Top of DATA FOR REVIEW

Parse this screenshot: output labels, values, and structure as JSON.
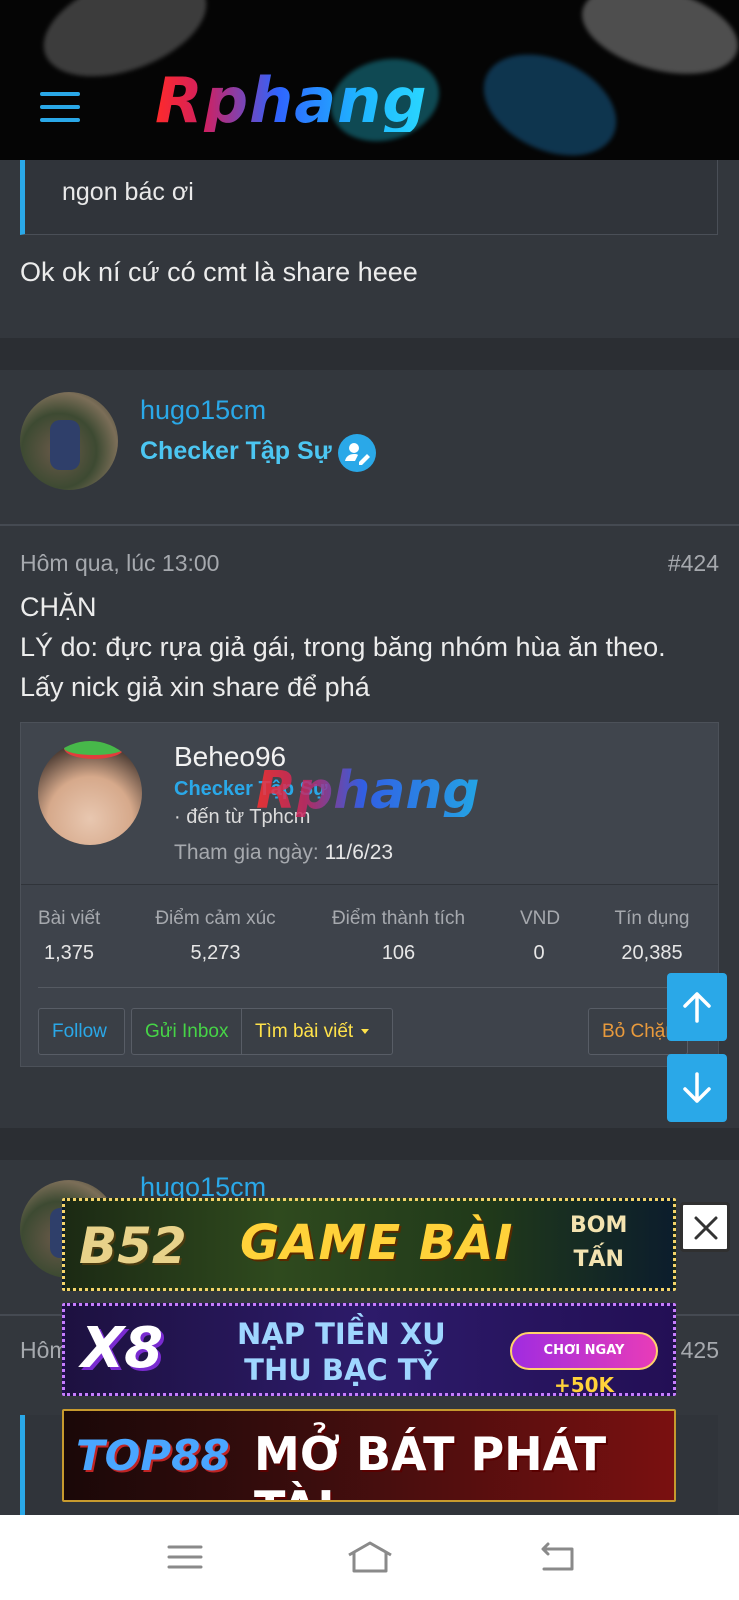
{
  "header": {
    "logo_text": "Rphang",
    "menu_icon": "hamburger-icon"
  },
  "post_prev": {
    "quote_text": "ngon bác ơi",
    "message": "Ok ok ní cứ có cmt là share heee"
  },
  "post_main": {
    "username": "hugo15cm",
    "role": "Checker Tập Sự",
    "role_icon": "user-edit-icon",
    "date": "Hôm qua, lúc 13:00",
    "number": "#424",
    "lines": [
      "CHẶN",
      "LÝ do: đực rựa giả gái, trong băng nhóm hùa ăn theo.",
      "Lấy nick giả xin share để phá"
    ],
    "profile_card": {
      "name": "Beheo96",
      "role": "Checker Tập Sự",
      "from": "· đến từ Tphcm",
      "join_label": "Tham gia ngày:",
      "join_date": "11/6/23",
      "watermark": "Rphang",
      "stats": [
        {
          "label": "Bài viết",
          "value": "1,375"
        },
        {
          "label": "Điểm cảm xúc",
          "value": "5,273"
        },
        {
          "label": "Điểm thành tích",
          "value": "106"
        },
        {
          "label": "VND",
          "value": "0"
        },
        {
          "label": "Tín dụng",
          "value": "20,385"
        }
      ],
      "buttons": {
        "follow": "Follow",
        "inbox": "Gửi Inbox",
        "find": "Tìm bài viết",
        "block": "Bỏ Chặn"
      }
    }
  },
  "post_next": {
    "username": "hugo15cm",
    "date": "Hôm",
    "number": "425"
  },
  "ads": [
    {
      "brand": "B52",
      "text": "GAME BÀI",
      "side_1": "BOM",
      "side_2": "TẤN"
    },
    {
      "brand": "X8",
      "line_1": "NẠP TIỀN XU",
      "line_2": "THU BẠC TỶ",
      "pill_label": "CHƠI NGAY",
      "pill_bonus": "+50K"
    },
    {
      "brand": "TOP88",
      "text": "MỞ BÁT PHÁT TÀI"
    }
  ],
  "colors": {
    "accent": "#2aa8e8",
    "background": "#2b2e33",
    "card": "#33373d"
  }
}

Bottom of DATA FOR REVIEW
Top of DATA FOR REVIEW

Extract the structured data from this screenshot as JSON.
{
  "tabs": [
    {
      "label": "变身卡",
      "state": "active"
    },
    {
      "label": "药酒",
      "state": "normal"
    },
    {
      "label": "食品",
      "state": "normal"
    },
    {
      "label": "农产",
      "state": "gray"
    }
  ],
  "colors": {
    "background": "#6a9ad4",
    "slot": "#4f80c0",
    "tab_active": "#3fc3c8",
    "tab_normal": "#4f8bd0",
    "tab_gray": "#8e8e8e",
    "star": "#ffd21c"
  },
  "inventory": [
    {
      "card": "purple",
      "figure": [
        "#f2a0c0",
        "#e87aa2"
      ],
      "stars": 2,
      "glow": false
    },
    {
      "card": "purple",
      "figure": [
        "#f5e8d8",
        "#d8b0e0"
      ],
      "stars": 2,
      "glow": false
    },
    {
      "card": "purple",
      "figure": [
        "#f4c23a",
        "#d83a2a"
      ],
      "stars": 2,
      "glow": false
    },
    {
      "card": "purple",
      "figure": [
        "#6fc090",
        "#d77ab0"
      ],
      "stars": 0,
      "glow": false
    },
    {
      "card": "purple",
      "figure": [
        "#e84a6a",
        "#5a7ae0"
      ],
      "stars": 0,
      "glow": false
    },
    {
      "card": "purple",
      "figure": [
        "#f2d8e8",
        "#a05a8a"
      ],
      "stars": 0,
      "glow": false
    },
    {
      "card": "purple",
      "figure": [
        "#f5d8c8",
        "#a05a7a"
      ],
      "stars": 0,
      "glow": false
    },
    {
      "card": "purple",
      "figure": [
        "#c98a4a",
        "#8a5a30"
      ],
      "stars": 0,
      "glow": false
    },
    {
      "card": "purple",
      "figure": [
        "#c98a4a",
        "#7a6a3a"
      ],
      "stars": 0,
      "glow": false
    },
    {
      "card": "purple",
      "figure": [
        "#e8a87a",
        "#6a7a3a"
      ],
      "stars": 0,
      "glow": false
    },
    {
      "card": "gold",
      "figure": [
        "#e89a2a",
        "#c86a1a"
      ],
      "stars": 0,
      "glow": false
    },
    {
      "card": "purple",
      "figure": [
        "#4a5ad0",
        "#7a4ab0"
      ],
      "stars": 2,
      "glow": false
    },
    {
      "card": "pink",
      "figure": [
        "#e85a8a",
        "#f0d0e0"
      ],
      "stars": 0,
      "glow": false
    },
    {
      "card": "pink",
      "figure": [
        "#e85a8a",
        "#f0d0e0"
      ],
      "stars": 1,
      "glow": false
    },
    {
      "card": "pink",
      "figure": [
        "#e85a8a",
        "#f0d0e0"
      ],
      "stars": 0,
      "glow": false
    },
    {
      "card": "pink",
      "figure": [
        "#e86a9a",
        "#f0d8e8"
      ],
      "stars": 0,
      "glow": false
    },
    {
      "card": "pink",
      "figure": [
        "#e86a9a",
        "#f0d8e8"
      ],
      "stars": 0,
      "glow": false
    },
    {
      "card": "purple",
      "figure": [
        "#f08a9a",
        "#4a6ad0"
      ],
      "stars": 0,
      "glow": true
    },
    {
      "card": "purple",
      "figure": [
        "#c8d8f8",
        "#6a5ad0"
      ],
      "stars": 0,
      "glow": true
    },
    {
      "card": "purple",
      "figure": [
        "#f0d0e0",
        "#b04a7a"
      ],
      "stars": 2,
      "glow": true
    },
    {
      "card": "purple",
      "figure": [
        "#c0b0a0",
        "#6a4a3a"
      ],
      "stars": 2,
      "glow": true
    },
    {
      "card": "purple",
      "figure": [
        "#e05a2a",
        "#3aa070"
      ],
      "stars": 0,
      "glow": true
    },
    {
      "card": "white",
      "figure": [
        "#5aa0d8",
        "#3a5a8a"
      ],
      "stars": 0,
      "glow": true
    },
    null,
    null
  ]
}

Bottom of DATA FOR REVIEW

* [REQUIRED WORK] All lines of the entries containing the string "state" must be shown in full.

* [RESULT]
      "state": "active"
      "state": "normal"
      "state": "normal"
      "state": "gray"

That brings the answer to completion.